During the visit both sides pledged to enhance cooperation in all areas — in Caribbean trade, agriculture, construction and environmental protection. Also, Simpson Miller inked four fresh partnership agreements with Beijing.
Minister of Transport, Works and Housing Dr Omar Davies also spoke at Tuesday’s opening of the Westmoreland Bridge.
He argued that the country had to leverage itself properly in order to attract foreign investment given the meagre resources in government’s coffers. He added, with reference to the swelling controversy over the proposal to allow China Harbour to site a logistics hub on Goat Island, which falls within a protected area.
“There is very little opportunity for additional expenditure in economic activities,” he said.
“That does not mean we will drop our hands. What it says is that we will have to find ways to facilitate the investment outside of government expenditure and therefore, that is precisely the reason why we worked so hard to complete the deal with the Chinese on the North-South link.
Davies added that even as Government seeks to attract investors, it could not be facilitated at any cost.
“I want to state formally here that any investment which this administration seeks to attract must meet these criteria: Inflow of capital, increase in production, increase in employment and be sensitive to the environment. There is a debate which is seeking to occur and this administration has no less interest in protecting the environment than any other particular group or any party.
“... While preservation of the natural habitat is a desirable objective, there has to be full recognition that abject poverty is the greatest threat to environmental preservation as we see virgin forest been burnt down because someone feels there is no other option.

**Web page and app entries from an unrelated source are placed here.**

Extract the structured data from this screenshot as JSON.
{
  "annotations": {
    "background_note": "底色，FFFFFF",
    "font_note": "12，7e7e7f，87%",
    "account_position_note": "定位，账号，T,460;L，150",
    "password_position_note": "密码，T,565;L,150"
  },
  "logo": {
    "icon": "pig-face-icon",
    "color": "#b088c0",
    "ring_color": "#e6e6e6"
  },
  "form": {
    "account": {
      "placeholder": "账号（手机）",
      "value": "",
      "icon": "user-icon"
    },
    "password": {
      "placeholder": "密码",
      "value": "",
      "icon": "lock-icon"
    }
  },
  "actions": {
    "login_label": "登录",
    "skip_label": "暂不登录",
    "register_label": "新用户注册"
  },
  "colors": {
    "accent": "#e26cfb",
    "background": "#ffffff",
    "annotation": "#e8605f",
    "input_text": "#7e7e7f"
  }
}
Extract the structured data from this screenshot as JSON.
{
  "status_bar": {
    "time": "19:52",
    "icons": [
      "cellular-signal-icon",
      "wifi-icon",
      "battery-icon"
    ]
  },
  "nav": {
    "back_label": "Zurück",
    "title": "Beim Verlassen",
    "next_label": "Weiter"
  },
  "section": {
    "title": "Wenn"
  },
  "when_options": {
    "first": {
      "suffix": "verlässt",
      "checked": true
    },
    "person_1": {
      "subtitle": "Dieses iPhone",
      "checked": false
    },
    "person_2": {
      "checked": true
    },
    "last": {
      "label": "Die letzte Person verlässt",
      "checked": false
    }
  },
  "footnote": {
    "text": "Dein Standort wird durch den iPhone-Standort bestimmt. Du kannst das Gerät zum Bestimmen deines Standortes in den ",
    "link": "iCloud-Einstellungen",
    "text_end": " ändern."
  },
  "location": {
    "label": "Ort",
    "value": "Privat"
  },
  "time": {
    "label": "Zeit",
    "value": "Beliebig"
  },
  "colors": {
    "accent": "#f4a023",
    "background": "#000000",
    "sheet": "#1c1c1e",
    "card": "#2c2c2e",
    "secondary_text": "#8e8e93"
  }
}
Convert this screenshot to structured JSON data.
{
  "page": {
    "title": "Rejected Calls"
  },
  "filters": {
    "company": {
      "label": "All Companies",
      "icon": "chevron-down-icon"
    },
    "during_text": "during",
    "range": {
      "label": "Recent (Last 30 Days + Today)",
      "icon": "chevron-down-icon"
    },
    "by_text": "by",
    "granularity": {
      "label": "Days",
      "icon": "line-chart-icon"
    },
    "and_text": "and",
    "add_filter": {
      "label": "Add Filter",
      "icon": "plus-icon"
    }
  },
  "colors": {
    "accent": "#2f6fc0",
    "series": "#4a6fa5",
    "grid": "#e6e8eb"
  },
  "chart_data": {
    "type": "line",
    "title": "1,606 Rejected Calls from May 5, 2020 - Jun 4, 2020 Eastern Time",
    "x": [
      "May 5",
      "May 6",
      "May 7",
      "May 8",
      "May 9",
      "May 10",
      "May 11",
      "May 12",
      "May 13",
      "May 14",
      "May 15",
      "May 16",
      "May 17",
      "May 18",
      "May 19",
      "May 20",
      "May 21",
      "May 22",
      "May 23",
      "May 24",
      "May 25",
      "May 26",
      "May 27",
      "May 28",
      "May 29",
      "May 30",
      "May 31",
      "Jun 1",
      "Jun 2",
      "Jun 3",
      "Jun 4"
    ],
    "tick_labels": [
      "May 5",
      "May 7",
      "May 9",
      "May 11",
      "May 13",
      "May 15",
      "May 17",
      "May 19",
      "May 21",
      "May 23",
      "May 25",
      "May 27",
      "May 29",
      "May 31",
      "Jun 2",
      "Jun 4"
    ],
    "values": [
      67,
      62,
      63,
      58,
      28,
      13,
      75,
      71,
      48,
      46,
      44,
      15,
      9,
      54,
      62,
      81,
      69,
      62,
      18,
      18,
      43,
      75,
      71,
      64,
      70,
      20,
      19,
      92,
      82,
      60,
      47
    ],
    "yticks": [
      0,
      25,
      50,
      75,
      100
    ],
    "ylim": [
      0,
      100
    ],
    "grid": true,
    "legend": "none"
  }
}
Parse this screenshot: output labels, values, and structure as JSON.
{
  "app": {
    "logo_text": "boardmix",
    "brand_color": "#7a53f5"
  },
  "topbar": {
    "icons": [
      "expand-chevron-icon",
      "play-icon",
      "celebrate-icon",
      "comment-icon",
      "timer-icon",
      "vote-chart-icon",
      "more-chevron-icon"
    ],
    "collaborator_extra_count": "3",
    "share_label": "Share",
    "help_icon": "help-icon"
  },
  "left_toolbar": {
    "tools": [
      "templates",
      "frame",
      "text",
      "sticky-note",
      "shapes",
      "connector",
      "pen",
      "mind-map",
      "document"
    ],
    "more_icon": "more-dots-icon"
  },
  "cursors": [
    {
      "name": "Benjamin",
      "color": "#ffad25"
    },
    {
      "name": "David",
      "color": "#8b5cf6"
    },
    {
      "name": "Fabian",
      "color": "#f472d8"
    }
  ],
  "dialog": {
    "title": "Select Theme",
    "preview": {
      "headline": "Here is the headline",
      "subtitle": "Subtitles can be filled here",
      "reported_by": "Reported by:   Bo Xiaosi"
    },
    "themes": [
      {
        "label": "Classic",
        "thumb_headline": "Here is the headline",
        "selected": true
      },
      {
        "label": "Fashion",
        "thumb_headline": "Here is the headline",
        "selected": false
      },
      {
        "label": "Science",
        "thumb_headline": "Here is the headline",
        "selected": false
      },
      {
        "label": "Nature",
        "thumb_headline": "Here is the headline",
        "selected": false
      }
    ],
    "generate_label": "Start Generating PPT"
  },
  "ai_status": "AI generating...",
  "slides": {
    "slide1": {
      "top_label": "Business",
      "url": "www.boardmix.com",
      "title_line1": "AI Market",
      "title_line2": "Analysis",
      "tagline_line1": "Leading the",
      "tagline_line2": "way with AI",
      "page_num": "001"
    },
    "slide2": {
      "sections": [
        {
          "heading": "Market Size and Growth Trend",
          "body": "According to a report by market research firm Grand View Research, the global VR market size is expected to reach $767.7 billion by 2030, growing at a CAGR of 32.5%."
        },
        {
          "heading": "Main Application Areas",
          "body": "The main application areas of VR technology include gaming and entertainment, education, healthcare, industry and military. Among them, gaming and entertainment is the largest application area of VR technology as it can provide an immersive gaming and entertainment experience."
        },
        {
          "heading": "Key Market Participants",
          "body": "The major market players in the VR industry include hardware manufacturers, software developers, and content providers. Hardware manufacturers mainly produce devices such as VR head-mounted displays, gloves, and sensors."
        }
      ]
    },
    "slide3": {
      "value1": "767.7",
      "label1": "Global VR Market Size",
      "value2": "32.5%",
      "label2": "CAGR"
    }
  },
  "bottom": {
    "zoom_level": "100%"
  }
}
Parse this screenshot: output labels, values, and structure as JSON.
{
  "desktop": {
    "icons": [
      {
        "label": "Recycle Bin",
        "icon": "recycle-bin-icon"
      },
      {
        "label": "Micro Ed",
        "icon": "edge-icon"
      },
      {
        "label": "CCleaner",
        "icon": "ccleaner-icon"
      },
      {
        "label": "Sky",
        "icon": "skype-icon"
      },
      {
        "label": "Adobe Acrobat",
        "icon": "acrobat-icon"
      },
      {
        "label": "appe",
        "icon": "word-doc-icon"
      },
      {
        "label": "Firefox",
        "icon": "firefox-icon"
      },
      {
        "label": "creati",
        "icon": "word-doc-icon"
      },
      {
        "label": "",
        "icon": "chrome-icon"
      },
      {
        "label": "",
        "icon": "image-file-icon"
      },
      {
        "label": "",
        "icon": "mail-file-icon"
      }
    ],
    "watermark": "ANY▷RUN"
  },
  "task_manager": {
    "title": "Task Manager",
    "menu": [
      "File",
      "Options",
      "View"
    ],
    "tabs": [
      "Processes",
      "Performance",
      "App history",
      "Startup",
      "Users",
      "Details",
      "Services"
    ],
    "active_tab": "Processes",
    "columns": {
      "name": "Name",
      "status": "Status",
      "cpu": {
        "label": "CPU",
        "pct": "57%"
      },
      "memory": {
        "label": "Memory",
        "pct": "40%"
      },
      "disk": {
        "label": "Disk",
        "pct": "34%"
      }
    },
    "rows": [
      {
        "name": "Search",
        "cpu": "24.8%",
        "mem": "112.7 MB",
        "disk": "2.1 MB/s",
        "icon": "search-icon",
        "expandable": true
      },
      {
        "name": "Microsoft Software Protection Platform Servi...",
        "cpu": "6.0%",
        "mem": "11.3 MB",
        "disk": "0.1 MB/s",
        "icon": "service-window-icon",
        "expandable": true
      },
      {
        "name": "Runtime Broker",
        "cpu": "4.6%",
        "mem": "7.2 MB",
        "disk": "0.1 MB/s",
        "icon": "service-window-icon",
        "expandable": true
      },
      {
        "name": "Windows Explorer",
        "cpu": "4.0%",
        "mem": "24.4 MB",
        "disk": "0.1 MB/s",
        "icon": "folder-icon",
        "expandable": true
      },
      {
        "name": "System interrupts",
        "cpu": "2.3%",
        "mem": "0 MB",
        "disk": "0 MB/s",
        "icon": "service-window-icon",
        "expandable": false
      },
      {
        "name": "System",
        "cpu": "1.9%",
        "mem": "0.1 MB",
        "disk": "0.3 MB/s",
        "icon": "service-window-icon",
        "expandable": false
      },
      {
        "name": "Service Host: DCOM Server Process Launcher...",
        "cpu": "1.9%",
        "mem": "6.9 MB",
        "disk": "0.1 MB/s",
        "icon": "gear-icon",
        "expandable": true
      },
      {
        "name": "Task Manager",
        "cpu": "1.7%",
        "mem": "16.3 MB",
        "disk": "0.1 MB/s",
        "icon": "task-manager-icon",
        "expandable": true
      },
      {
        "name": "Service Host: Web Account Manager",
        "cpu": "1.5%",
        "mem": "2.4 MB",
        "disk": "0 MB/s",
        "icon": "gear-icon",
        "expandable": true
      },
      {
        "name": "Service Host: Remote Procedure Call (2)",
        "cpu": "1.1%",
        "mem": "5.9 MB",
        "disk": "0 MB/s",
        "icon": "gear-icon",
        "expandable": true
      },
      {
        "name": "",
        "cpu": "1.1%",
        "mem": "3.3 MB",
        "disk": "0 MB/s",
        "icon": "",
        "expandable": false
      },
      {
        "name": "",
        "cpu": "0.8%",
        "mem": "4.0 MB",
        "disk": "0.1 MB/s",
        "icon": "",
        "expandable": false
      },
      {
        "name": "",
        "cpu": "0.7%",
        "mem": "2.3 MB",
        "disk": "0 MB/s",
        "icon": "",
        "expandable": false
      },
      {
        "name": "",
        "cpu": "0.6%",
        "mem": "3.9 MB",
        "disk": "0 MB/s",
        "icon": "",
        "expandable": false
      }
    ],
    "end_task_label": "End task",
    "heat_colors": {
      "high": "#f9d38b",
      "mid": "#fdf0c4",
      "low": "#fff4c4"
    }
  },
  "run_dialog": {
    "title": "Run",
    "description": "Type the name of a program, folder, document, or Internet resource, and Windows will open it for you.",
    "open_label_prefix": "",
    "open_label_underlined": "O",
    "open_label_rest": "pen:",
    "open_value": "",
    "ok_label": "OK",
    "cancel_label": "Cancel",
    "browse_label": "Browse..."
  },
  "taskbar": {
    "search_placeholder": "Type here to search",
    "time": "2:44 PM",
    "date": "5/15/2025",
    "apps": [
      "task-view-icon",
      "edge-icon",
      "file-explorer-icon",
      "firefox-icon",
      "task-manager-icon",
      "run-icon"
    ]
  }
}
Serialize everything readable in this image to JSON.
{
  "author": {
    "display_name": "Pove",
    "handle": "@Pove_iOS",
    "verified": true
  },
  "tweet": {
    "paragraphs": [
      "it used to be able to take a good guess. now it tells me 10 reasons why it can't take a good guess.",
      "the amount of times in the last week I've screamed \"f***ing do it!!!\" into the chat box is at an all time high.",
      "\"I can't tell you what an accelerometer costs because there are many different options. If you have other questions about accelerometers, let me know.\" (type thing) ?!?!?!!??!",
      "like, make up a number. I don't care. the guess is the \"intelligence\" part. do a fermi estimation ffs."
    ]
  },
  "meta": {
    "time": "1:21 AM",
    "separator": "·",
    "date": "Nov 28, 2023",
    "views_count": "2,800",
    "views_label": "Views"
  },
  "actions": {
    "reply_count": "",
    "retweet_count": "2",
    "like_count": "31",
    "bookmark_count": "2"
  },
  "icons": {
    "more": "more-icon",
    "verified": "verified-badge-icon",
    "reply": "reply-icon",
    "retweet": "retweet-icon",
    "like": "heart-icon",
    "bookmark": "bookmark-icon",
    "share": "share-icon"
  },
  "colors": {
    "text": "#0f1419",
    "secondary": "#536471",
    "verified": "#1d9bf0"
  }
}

We see squatting on the river banks and gully banks which create problems whenever there are natural disasters,” he said.
Earlier, Samuda had pleaded with the Government to revisit its consideration to site the hub on Goat Islands.